What you will do: Pick out every line in the data below that holds "JSON".

Provided records:

★ ★ ★ ★ ★

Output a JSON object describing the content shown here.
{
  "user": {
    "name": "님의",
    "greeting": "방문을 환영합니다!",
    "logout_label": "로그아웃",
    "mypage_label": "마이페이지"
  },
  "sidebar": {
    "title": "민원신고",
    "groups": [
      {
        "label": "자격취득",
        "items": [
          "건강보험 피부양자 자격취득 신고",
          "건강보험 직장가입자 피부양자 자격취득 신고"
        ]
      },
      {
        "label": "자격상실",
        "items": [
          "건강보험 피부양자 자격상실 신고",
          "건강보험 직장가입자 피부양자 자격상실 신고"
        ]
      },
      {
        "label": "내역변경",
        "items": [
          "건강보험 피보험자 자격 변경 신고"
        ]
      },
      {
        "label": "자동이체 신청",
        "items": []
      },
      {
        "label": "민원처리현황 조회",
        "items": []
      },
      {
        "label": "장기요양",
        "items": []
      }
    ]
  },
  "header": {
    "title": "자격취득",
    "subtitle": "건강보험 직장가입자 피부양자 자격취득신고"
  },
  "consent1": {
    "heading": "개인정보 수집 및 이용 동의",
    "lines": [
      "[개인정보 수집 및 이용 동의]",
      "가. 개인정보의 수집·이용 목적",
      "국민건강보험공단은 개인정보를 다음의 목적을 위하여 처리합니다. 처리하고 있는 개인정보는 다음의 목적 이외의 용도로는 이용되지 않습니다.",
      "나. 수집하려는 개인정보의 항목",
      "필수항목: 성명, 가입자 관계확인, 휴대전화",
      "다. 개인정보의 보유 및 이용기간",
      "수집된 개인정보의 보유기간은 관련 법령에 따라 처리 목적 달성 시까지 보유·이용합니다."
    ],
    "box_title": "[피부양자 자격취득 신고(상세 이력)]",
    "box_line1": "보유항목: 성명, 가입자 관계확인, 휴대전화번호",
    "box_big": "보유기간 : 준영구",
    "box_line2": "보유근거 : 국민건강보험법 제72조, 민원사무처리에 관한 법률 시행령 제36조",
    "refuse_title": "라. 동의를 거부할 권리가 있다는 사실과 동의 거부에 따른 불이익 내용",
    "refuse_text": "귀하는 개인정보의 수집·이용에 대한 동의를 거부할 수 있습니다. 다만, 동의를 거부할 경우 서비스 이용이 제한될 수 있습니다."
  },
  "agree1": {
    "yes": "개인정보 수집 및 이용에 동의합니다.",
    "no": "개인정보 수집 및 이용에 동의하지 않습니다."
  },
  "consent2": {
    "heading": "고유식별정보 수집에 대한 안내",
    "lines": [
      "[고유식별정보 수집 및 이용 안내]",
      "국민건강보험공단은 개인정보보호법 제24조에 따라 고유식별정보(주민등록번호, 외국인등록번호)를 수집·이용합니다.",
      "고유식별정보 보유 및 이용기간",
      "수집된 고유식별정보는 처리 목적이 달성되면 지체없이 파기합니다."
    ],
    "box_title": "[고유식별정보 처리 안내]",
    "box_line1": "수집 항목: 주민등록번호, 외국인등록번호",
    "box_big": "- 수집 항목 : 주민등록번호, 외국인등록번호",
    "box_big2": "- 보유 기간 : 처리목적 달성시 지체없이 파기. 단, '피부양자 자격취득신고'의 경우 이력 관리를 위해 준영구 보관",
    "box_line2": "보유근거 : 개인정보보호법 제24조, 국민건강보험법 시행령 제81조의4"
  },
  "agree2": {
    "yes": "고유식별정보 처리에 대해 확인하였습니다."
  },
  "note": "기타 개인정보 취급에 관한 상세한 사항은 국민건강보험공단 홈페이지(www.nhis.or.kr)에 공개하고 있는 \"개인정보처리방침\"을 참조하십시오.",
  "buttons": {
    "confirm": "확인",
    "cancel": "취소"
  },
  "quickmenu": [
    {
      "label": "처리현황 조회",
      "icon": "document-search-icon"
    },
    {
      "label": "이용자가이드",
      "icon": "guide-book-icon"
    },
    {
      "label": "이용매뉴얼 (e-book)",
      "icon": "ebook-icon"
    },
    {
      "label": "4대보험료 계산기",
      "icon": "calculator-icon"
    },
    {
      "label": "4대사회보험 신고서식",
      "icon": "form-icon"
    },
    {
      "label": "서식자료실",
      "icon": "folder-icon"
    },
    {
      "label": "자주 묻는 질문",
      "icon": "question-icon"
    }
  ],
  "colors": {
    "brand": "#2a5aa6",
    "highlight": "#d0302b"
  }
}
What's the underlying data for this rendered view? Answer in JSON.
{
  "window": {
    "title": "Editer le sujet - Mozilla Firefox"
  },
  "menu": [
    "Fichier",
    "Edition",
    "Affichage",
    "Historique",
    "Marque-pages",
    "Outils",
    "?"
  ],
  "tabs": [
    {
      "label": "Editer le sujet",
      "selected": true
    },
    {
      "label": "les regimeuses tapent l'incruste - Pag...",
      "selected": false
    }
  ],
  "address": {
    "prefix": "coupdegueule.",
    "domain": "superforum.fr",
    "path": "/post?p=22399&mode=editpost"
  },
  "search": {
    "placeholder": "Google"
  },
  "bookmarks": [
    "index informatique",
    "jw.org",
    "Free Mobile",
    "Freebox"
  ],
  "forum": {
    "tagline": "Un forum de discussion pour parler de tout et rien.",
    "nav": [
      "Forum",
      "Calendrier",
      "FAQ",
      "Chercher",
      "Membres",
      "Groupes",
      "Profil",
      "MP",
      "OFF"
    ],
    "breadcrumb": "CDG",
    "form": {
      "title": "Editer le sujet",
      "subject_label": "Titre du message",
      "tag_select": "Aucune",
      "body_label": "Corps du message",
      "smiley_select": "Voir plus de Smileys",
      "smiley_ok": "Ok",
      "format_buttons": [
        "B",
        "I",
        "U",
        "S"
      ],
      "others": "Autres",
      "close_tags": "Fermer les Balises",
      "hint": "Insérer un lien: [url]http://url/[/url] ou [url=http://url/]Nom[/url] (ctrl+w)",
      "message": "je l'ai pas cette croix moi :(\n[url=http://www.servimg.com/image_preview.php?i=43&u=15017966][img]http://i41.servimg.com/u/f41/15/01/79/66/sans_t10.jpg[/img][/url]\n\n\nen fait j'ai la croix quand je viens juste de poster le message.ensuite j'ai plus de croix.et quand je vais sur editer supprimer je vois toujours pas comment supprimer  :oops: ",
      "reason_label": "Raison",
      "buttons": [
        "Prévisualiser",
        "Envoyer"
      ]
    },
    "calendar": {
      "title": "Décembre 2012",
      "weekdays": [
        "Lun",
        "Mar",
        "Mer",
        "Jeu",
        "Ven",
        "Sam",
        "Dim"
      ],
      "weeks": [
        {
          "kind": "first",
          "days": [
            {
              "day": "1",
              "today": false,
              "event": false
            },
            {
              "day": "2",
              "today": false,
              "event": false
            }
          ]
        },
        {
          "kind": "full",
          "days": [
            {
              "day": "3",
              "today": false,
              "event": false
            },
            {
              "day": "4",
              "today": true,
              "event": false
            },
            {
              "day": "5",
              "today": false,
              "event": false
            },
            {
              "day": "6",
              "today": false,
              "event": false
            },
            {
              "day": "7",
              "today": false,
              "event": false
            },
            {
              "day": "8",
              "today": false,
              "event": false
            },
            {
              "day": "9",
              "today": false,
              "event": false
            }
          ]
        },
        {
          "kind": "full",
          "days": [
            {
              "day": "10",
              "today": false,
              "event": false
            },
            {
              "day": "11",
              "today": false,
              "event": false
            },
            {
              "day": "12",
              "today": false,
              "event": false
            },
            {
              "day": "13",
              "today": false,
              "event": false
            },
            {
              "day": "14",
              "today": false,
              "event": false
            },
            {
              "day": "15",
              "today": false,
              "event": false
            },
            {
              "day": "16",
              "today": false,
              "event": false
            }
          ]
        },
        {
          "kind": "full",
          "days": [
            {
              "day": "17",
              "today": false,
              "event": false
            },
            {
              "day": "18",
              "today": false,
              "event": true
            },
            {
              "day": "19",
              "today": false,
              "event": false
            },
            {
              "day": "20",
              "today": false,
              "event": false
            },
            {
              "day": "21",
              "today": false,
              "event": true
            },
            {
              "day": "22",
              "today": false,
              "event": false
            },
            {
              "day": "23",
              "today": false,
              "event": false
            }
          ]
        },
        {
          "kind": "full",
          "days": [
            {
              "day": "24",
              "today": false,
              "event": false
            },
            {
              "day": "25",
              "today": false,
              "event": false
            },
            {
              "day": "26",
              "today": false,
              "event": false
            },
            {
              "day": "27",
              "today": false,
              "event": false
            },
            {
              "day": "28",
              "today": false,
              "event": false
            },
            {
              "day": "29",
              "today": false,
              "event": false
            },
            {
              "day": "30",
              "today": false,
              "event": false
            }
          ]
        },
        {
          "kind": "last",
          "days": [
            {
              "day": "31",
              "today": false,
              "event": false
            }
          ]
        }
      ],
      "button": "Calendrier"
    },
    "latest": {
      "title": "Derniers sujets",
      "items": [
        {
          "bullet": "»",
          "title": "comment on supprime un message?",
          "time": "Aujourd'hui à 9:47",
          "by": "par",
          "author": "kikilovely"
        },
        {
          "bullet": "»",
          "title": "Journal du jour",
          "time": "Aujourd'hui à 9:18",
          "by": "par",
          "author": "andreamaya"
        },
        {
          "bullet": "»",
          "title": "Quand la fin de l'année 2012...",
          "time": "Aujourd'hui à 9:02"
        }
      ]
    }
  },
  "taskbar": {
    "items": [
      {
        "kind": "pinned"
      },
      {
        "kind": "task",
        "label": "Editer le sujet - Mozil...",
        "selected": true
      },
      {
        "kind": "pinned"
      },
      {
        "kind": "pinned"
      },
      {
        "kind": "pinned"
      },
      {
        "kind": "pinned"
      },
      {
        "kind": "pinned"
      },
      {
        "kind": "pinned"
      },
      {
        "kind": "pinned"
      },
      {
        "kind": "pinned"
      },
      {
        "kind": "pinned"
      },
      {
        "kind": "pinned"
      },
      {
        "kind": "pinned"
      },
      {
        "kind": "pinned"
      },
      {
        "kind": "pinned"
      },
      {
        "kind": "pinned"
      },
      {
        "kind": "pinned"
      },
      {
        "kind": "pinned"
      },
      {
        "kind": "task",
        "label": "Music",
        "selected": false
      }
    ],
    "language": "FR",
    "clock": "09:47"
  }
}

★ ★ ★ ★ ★

Answer space:
Output a JSON object describing the content shown here.
What's the underlying data for this rendered view? Answer in JSON.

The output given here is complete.